In this study, we are using a simple picture naming test. Children are shown a series of pictures on a computer screen and are asked to name them as quickly as possible.

We’re interested in two main questions: Do some children with autism have particular difficulty choosing between words with similar meanings? And do some children with autism rely more on the right side of their brain for producing language?

The study takes around 90 minutes to complete. We pay $30 for each child.

Optionally, you can also take part in another 30 minute study looking at children’s ability to use pronouns (words like “he”, “you” and “I” that children with autism often struggle to make sense of).

If you’d like your child to take part, please ring Shu Yau (0298502991) or email shu.yau@mq.edu.au


Japanese autism research seminar at Macquarie University

Thursday 24th of January 2013, 11-1pm

The Australian Hearing Hub Meeting, Room 3.610, South Wing, Macquarie University

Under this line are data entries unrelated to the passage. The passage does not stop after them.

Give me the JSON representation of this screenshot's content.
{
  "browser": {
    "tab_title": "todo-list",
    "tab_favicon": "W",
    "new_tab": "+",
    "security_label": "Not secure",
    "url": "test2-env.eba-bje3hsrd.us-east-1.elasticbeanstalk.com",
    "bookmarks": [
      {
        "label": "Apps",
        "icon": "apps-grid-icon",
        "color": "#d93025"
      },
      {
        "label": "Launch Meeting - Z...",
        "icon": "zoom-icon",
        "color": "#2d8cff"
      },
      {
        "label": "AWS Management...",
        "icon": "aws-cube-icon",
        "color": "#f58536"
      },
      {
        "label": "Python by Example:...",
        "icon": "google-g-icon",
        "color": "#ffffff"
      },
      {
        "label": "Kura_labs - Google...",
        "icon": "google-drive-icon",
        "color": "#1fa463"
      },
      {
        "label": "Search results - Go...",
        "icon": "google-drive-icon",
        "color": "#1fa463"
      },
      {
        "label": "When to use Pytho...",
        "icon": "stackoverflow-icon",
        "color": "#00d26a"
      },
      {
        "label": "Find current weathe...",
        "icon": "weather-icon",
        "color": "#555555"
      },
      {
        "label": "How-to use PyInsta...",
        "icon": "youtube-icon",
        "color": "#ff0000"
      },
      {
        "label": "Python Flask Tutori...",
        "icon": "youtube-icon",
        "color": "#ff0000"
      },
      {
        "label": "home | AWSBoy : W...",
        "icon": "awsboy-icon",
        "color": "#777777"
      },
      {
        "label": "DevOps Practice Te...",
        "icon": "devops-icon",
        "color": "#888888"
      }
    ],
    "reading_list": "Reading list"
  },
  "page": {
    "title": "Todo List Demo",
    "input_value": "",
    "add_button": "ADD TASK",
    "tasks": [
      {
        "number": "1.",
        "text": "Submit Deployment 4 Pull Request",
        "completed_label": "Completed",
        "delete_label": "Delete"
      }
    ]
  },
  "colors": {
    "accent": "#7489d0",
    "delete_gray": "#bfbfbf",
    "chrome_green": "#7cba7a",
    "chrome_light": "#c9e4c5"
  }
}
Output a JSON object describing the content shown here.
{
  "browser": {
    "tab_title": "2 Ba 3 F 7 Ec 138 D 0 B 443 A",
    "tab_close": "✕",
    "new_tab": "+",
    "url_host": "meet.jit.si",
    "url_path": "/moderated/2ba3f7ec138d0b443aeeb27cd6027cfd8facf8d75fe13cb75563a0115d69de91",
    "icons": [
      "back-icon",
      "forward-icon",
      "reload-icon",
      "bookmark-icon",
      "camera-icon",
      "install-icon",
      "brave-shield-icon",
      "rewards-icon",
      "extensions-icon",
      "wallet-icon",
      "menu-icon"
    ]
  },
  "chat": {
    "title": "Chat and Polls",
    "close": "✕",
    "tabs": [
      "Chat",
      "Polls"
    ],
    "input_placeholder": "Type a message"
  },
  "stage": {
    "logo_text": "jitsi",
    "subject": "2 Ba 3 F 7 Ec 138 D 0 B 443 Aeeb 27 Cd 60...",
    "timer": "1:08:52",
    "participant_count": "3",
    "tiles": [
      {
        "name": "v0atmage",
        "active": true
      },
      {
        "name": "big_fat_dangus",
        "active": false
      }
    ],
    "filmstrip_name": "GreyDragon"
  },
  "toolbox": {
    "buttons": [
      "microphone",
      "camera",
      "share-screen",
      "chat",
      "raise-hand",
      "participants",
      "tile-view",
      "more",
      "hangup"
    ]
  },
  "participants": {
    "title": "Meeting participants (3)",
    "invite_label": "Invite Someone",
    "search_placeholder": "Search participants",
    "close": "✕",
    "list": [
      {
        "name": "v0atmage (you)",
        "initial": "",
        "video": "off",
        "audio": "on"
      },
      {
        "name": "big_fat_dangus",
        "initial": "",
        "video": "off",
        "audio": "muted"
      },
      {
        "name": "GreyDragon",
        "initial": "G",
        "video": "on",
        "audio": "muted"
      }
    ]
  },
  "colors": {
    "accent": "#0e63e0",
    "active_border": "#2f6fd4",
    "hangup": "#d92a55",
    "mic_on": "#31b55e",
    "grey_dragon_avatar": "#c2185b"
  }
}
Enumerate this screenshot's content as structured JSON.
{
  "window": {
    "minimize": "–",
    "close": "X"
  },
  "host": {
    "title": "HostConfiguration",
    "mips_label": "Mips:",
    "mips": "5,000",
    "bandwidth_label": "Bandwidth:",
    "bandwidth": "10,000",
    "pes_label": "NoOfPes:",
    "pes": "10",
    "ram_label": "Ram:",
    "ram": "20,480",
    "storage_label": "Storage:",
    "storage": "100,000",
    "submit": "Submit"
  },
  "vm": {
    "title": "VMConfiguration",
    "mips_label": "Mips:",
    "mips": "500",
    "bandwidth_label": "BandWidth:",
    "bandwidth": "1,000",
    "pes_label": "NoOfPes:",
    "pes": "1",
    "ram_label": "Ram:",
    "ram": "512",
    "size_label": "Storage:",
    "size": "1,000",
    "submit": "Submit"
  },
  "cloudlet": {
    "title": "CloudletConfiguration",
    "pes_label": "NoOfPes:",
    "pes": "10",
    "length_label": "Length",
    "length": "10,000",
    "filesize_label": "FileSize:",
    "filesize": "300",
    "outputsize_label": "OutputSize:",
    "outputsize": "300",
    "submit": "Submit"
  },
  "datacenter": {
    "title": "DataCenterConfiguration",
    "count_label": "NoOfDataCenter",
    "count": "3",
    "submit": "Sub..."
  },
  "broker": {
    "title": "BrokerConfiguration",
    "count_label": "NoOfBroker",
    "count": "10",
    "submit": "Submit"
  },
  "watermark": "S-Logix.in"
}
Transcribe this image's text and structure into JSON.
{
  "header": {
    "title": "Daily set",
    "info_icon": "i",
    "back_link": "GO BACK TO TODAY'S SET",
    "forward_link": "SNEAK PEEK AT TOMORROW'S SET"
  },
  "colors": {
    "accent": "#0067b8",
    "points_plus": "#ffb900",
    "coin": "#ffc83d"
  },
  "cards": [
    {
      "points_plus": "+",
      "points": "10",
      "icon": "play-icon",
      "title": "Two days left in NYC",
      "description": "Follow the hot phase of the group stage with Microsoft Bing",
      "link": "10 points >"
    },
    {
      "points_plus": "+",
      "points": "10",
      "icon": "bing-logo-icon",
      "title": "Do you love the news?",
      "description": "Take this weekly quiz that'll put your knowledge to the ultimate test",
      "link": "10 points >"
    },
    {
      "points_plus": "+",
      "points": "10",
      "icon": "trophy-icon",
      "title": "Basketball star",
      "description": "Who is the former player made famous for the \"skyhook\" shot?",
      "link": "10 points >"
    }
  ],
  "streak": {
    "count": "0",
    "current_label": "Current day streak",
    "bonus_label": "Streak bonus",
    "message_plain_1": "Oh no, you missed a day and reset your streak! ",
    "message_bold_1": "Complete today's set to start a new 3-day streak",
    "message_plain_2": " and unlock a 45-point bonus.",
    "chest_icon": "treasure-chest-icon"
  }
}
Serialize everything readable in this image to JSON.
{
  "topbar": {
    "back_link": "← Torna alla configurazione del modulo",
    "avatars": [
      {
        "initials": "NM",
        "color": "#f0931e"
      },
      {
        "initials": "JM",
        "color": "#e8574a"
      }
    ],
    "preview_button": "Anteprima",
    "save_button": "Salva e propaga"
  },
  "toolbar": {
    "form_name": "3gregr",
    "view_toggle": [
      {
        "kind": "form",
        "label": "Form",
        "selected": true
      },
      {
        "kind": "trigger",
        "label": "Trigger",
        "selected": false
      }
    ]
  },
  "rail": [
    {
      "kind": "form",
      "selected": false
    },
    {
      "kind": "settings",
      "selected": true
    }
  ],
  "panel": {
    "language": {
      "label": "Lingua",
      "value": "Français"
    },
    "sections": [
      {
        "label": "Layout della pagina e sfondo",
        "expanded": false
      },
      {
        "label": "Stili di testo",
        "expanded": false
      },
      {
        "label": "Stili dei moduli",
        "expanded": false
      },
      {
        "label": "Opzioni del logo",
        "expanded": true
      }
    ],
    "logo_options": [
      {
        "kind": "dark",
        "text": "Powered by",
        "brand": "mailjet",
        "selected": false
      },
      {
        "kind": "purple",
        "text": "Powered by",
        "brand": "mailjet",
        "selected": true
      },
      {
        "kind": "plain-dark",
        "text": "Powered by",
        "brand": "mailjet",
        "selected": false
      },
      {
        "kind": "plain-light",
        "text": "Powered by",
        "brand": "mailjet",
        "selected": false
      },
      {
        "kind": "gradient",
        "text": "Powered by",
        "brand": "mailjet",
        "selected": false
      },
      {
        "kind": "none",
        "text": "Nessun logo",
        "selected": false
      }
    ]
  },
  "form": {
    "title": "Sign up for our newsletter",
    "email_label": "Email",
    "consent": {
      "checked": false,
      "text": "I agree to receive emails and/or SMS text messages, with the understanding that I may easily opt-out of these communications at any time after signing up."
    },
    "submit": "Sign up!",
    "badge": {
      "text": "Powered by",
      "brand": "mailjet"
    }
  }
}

  • Introduction of the mission and program of Hokuriku Innovation Cluster for Health Science (HICHS)
  • Early diagnosis system of pervasive developmental disorders in young children
  • Brain activity and related network during moral judgment in autism -MEG study-
  • GPCRs play important roles in social behavior